Wednesday News: ALA, Ashley Madison, books bought and sold
Librarians Celebrate Diversity at ALA 2016 – Publishers Weekly’s summary post for the recent American Library Association conference, which was held this year in Orlando and focused on diversity, equity, and inclusion. Speakers included Michael Eric Dyson, Jamie Lee Curtis, and Viet Than Nguyen, who received the Carnegie Award for Excellence in Fiction for The Sympathizer. Although attendance was down, the mood of the conference was “high-energy,” according to PW:

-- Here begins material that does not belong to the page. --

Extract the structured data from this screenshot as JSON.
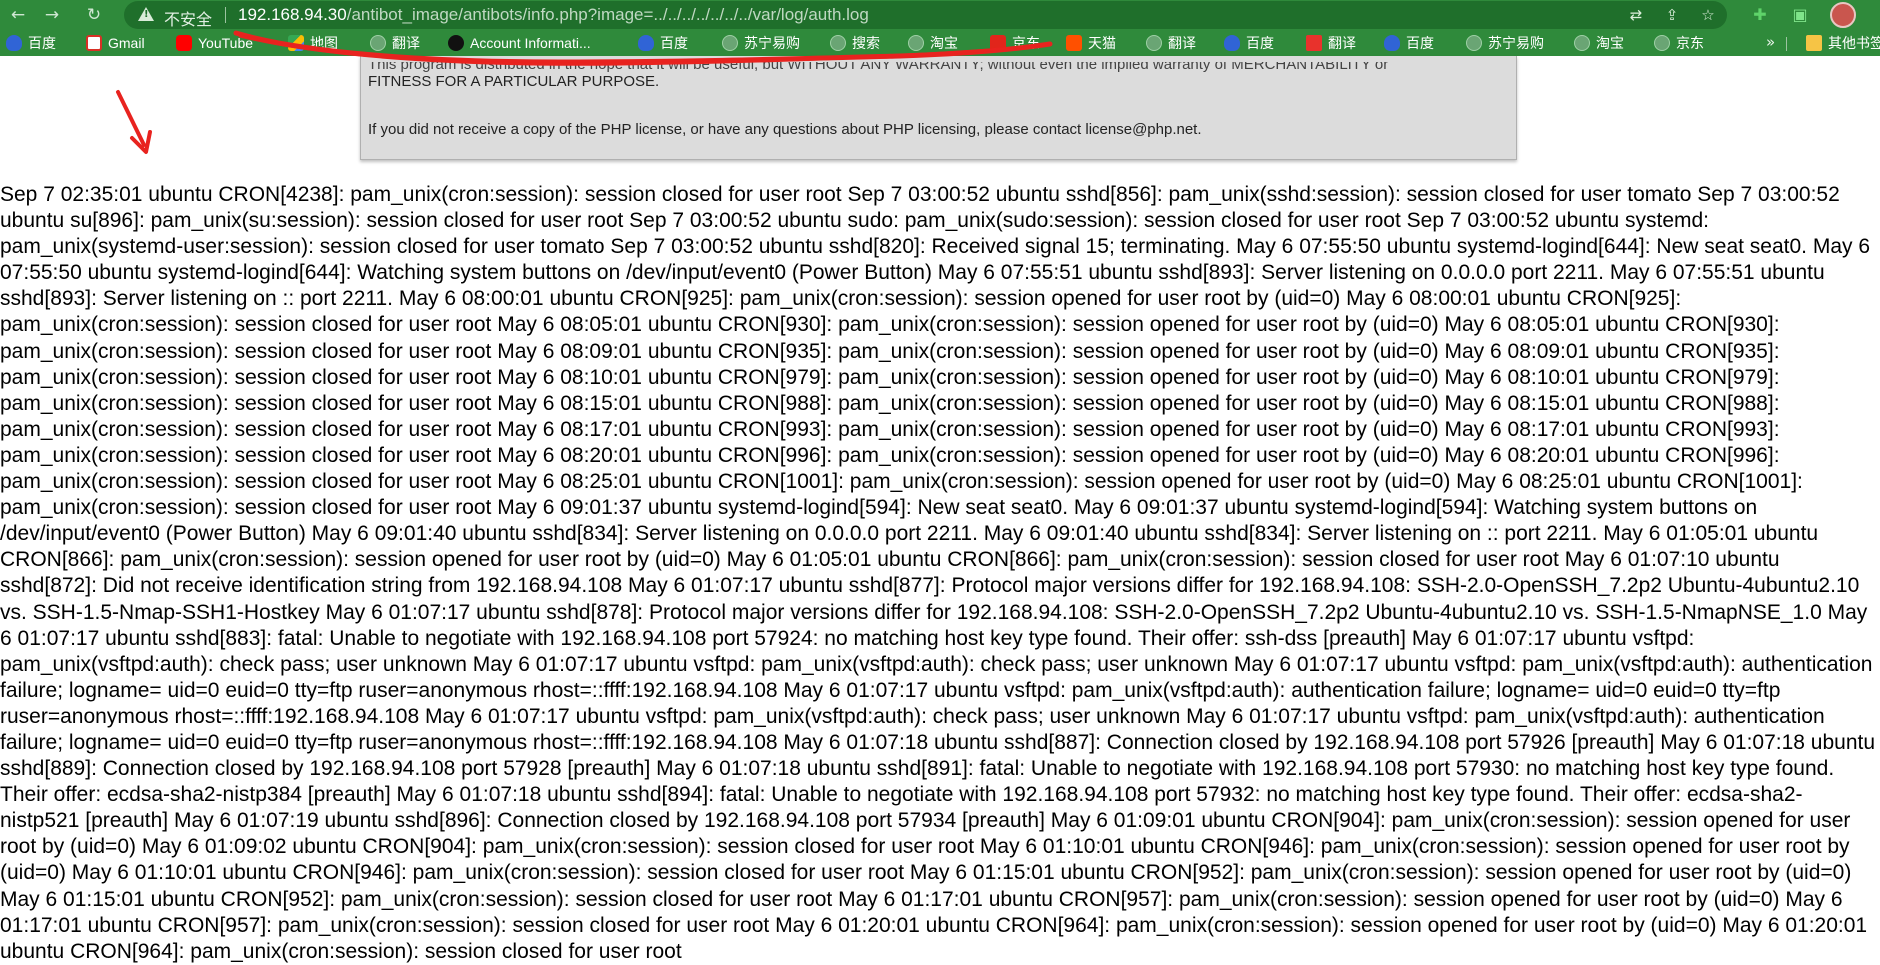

The librarians who did make it to Orlando certainly injected a large measure of positivity to grief-stricken city. In addition to highlighting diversity issues in their main program, librarians held a moving memorial for the 49 victims of the Pulse shooting, participated in a two-day blood drive, and set up numerous volunteer opportunities in the community. And, in support of free speech, a number of librarians were recorded outside the exhibit hall reading from banned LGBTQ-themed books for an upcoming advocacy campaign. – Publishers Weekly
Infidelity website Ashley Madison facing FTC probe, CEO apologizes – My favorite (not) thing about this article and interview with the new CEOs of Ashley Madison isn’t the revelation that the site used “fembots” — aka computer programs that simulated real women — to interact with men on the site; it’s that the company is being rebuilt with better security and privacy controls. Bwahhahhhaaa. Assuming they can get through the lawsuits and the FTC investigation, that is.
But it faces a mountain of problems, including U.S. and Canadian class action lawsuits filed on behalf of customers whose personal information was posted online, and allegations that it used fake profiles to manipulate some customers. The site’s male-to-female user ratio is five to one, the executives said.
An Ernst & Young report commissioned by Avid and shared with Reuters confirmed that Avid used computer programs, dubbed fembots, that impersonated real women, striking up conversations with paying male customers. – Reuters
Most Anticipated: The Great Second-Half 2016 Book Preview – A comprehensive list from The Millions of almost a hundred new books releasing somewhere from now to the end of the year. I’m interested in quite a few, from Jacqueline Woodson’s (adult novel) Another Brooklyn to Margaret Atwood’s Hag-Seed (a reworking of The Tempest). Anything you’re looking forward to?
This year is already proving to be an excellent one for book lovers. Since our last preview, we’ve gotten new titles by Don DeLillo, Alexander Chee, Helen Oyeyemi, Louise Erdrich; acclaimed debut novels by Emma Cline, Garth Greenwell, and Yaa Gyasi; new poems by Dana Gioia; and new short story collections by the likes of Greg Jackson and Petina Gappah. We see no evidence the tide of great books is ebbing. This summer we’ve got new works by established authors Joy Williams, Jacqueline Woodson, Jay McInerney, as well as anticipated debuts from Nicole Dennis-Benn and Imbolo Mbue; in the fall, new novels by Colson Whitehead, Ann Patchett, and Jonathan Safran Foer on shelves; and, in the holiday season, books by Javier Marías, Michael Chabon, and Zadie Smith to add to gift lists. Next year, we’ll be seeing the first-ever novel (!) by none other than George Saunders, and new work from Kiese Laymon, Roxane Gay, and (maybe) Cormac McCarthy. We’re especially excited about new offerings from Millions staffers Hannah Gersen, Sonya Chung, Edan Lepucki, and Mark O’Connell (check out next week’s Non-Fiction Preview for the latter). – The Millions
First published book on heliocentric theory heads for auction – If you have an extra $2M lying around, you may be able to acquire De Libris Revolutionum Eruditissimi Viridoctoris, written by Nicolaus Copernicus’s only student, Georg Joachim Rheticus. Rheticus was not trying to get the jump on his mentor, though, and by publishing his own work, he was finally able to convince Copernicus to get his own manuscript out from under the bed. Or wherever.
Rheticus (1514-1574) published this first book on the subject based on his studies under Copernicus, all the while imploring his master to finally publish the master work which had been finished for 25 years. Copernicus resisted publishing De revolutionibus orbium coelestium for 30 years due to his fear of the Catholic Church, but when Rheticus published this book in 1540, Copernicus finally gave Rheticus the go ahead to publish the major work for him. . . .
This book is a landmark work and if it sells for the mid-point of its ultra conservative estimate, $2 million, it will become one of the top 20 most valuable scientific documents ever sold. – Gizmag